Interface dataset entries
• • • • •

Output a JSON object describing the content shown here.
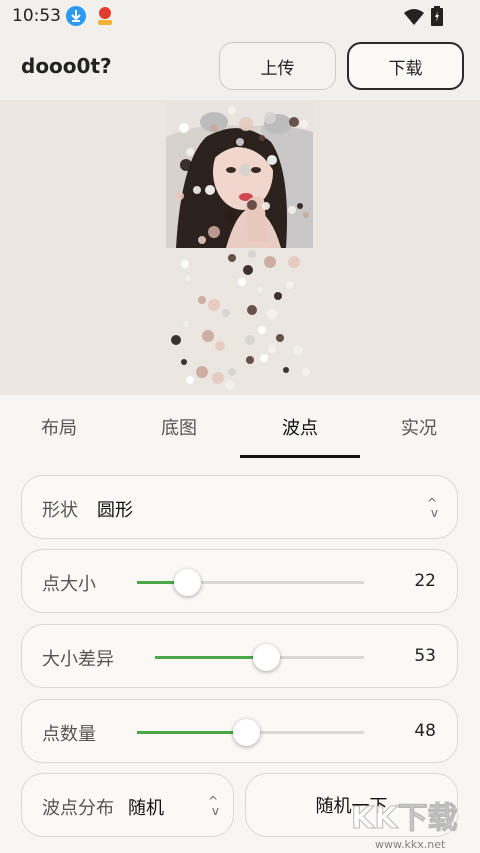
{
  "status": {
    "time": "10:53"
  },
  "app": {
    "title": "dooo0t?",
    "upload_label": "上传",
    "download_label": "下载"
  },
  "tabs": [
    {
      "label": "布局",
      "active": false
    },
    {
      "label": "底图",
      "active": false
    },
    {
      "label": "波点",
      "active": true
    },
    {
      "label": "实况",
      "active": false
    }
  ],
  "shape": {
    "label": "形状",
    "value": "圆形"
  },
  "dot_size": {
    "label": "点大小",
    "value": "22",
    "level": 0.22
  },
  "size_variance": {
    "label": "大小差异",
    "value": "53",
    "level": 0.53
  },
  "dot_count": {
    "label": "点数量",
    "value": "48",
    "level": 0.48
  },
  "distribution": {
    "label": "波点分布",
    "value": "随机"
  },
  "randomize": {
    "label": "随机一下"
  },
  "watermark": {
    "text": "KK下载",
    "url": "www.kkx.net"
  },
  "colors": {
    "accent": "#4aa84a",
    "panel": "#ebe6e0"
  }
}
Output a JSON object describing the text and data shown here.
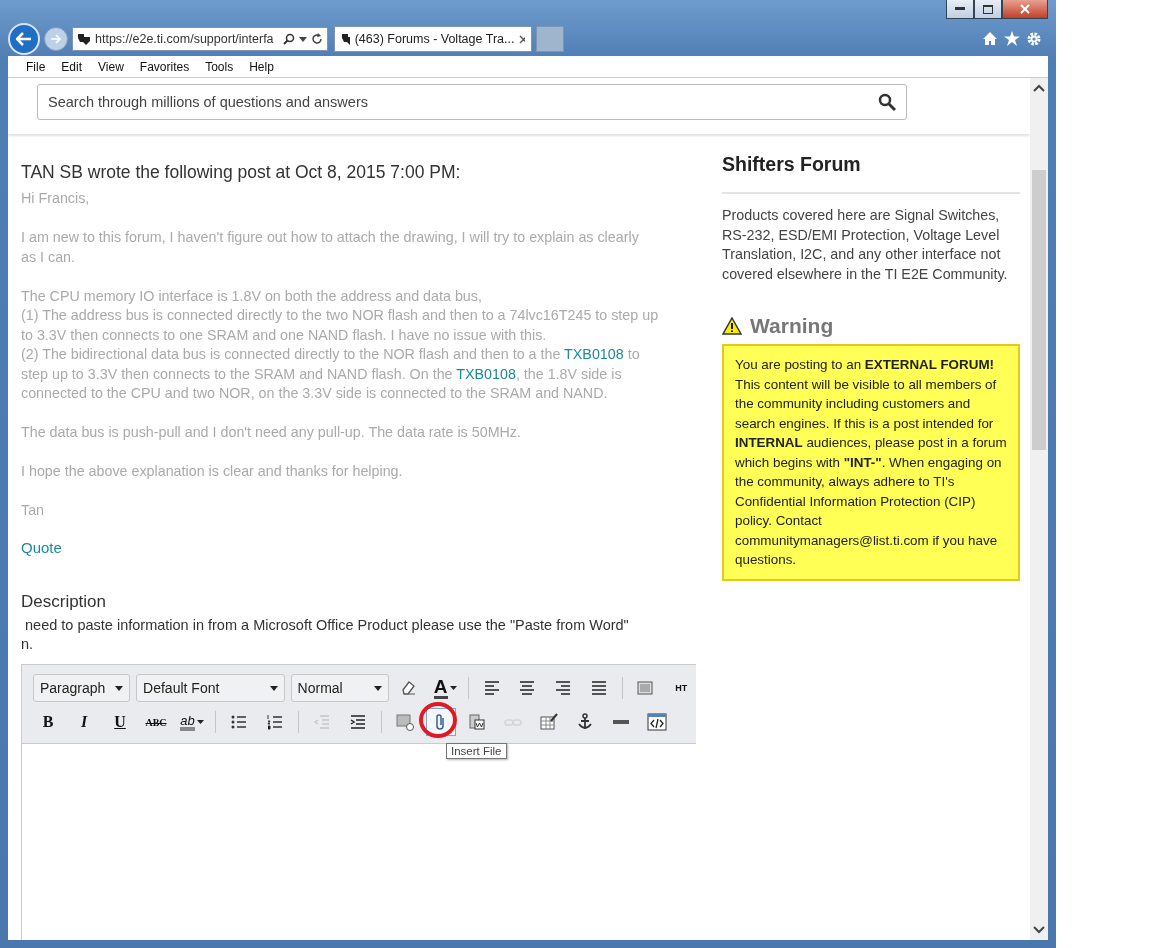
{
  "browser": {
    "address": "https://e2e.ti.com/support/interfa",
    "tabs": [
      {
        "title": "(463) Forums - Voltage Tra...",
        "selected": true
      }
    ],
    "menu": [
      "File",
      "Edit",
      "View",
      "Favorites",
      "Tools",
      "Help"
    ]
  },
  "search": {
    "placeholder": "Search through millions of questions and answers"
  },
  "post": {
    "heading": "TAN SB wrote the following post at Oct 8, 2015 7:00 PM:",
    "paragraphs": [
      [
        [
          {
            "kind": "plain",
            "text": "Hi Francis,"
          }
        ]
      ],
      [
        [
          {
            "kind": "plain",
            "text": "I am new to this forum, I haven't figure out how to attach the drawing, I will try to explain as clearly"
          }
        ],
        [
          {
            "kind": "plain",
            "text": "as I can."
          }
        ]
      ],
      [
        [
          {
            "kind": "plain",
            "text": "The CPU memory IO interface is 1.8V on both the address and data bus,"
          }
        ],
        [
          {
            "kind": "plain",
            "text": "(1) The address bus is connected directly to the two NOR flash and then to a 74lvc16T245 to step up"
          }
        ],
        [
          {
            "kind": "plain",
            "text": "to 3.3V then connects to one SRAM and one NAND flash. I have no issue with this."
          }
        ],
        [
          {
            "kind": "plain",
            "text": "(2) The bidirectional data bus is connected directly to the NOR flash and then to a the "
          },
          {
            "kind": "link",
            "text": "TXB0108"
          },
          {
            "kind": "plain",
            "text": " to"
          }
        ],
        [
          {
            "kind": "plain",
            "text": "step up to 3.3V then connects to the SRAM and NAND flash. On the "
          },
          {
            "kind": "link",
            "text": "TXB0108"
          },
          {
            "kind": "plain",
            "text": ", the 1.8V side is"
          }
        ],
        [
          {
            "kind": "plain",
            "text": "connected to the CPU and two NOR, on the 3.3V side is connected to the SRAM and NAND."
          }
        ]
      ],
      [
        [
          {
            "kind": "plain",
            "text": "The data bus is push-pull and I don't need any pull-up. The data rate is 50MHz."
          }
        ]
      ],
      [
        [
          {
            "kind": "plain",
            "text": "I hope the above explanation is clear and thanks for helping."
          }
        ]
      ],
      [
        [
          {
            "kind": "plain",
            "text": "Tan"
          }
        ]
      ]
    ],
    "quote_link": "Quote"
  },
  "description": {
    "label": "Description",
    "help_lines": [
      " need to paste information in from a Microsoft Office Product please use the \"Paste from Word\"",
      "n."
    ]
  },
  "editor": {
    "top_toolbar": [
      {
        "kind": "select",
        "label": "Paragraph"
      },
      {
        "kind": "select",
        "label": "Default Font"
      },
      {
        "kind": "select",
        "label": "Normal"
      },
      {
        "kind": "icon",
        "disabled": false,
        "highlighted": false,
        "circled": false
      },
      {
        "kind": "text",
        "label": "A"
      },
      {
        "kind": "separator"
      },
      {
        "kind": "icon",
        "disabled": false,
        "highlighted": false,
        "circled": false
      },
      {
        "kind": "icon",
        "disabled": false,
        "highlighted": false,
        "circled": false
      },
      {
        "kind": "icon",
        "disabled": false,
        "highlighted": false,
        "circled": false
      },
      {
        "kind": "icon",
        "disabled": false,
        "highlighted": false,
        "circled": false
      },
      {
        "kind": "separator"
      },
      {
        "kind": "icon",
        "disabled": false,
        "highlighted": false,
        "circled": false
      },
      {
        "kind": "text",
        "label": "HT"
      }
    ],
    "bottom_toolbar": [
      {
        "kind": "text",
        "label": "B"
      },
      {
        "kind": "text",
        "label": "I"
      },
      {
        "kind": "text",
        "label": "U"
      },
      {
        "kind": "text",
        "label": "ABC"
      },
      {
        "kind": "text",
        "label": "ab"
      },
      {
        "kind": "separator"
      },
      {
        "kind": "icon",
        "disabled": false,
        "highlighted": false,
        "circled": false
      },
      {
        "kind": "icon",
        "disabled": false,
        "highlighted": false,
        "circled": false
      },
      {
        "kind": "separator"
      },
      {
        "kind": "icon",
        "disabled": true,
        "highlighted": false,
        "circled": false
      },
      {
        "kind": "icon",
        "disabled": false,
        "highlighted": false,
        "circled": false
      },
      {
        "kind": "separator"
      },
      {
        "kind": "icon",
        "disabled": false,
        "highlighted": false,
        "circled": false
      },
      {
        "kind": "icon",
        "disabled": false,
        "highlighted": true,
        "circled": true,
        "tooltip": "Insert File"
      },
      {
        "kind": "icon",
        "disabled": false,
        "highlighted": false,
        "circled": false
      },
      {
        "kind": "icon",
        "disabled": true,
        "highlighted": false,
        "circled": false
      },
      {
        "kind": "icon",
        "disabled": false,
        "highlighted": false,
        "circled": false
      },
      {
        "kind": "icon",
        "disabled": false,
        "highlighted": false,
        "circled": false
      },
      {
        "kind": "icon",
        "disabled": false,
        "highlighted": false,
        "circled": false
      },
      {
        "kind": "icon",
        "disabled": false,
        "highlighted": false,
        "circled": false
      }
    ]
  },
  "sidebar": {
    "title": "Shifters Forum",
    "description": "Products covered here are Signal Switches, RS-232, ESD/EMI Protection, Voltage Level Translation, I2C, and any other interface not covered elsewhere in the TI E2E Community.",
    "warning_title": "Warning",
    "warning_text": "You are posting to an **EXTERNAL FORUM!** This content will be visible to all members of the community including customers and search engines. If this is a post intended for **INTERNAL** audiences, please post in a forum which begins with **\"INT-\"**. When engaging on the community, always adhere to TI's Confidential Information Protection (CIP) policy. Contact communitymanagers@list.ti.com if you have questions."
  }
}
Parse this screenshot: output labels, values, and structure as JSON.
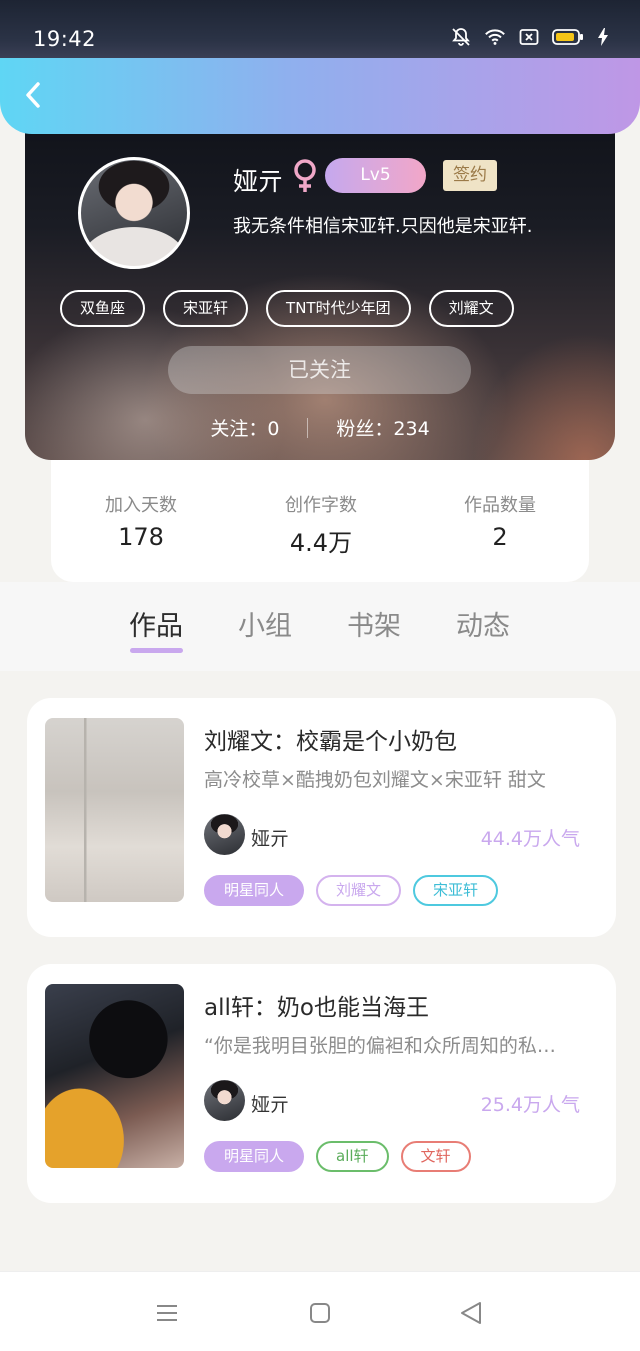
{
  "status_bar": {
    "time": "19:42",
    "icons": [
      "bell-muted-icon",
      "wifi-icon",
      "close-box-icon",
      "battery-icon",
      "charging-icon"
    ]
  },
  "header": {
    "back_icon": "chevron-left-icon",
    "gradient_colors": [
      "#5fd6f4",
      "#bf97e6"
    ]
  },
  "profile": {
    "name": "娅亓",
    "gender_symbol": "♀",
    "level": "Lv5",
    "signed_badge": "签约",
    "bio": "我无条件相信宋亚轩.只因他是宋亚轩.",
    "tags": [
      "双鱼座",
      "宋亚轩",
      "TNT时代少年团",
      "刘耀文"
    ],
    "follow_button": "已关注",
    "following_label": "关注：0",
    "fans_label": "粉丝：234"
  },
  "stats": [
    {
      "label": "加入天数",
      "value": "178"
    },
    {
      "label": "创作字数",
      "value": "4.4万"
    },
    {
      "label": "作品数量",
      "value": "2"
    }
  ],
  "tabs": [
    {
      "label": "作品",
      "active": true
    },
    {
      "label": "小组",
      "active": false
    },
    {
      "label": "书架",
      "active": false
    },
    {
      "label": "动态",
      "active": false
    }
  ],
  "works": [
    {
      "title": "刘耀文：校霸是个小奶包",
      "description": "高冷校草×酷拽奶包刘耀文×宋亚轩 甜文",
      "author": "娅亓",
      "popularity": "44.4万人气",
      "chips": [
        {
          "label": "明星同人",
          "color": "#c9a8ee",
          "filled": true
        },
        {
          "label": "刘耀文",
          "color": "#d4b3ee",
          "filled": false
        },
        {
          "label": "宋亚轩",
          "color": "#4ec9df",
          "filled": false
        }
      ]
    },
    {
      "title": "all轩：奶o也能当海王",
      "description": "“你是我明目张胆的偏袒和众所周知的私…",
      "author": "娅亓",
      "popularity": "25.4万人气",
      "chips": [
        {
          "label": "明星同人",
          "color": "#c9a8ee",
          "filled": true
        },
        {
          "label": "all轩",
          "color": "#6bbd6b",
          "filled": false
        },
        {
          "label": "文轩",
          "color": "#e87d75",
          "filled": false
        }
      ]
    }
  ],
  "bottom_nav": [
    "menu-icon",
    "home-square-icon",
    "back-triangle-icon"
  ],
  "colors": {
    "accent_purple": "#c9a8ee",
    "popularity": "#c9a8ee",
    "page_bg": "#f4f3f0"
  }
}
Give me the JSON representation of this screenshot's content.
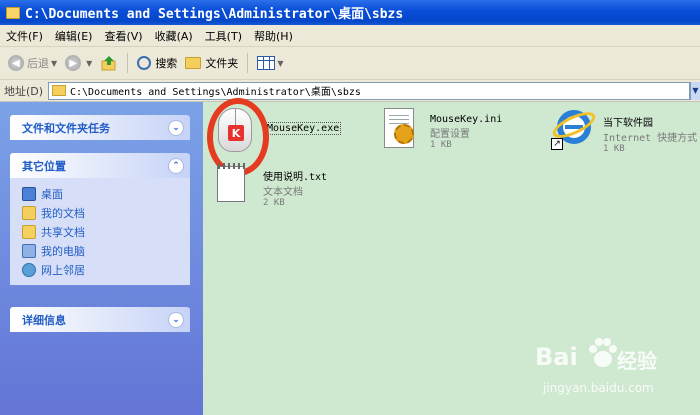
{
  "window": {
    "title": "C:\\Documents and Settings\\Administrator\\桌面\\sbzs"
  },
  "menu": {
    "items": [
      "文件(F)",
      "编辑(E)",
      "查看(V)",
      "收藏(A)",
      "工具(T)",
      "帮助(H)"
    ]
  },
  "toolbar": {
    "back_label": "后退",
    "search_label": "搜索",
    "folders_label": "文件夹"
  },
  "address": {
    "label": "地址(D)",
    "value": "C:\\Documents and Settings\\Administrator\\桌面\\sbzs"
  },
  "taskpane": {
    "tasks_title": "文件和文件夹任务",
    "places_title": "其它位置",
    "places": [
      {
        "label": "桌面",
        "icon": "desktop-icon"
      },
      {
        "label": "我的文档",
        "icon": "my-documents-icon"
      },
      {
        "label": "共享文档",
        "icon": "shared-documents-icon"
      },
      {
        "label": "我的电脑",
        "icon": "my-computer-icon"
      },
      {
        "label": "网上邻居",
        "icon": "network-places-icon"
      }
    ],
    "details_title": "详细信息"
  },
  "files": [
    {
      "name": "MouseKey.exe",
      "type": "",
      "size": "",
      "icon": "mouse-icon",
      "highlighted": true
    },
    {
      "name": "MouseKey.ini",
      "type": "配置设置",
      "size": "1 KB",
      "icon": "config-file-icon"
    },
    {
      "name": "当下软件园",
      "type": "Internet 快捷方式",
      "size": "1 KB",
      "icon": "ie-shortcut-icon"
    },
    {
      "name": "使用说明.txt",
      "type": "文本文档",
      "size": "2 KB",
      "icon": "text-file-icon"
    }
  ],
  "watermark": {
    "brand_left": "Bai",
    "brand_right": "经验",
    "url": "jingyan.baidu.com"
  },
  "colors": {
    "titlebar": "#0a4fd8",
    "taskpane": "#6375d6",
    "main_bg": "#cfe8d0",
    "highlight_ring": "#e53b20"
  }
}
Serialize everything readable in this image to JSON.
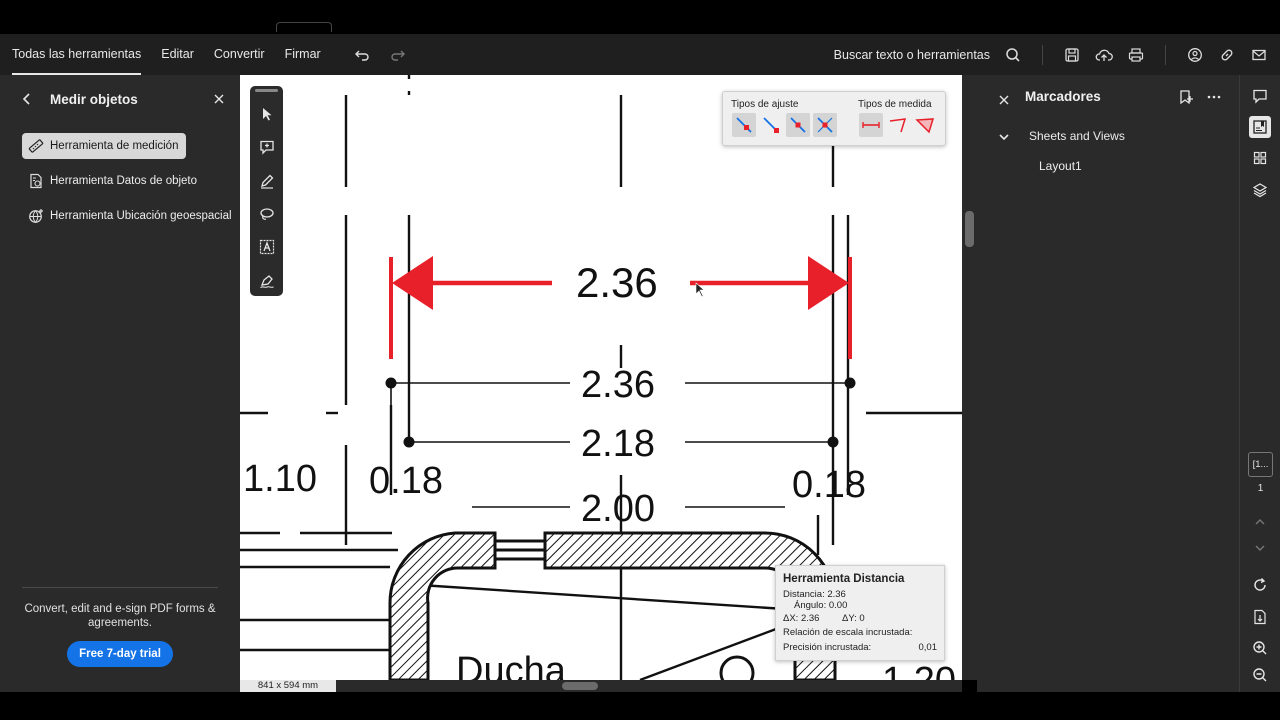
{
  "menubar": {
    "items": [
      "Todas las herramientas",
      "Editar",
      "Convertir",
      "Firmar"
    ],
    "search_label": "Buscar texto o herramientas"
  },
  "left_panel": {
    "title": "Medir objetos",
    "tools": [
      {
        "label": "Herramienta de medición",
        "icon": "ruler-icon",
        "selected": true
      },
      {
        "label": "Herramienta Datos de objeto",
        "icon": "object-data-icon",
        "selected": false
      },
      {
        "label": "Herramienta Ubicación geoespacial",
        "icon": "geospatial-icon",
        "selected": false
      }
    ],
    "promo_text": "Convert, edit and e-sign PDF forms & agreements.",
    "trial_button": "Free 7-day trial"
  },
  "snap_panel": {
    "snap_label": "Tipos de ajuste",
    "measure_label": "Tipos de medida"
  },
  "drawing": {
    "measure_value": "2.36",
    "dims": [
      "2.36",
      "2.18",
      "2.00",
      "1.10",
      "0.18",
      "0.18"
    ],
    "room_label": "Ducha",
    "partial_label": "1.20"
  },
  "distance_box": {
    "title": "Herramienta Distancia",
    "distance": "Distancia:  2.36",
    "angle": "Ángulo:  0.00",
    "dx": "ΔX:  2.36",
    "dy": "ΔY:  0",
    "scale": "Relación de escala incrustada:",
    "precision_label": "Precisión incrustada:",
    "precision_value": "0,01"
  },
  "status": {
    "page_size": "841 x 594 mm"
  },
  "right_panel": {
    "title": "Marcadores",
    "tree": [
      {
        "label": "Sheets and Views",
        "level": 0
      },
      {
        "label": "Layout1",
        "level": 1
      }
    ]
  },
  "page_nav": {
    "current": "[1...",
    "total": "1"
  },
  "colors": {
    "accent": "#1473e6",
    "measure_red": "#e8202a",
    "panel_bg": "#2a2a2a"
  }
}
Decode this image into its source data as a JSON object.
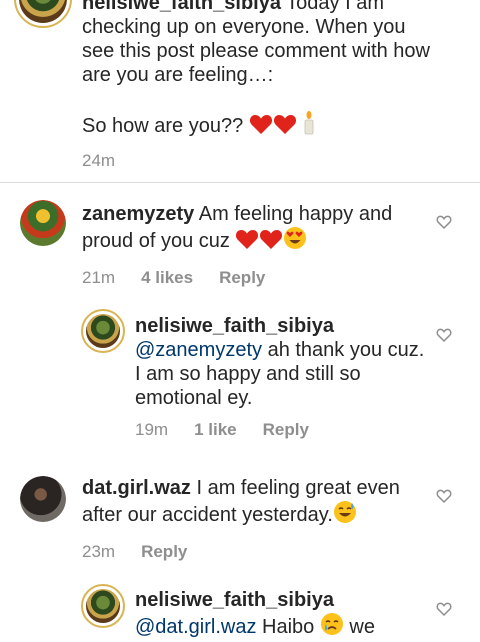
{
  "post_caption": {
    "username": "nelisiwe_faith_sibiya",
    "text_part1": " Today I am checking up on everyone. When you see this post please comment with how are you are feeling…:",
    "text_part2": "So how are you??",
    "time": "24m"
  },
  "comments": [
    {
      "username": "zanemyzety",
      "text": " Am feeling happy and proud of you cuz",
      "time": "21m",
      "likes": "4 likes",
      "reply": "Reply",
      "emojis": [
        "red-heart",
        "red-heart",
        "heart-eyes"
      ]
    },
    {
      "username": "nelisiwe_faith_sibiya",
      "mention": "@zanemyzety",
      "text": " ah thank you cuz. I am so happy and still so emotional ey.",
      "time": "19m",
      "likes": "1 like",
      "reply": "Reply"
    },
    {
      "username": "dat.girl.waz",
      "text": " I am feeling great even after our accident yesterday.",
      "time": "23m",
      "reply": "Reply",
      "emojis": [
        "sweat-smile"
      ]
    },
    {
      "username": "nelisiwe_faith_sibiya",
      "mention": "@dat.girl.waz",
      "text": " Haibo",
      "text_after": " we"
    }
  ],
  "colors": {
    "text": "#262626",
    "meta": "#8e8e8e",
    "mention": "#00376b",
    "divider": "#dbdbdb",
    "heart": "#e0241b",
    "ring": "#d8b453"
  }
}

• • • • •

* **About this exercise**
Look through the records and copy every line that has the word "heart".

* **Result for this exercise**
        "red-heart",
        "red-heart",
        "heart-eyes"
    "heart": "#e0241b",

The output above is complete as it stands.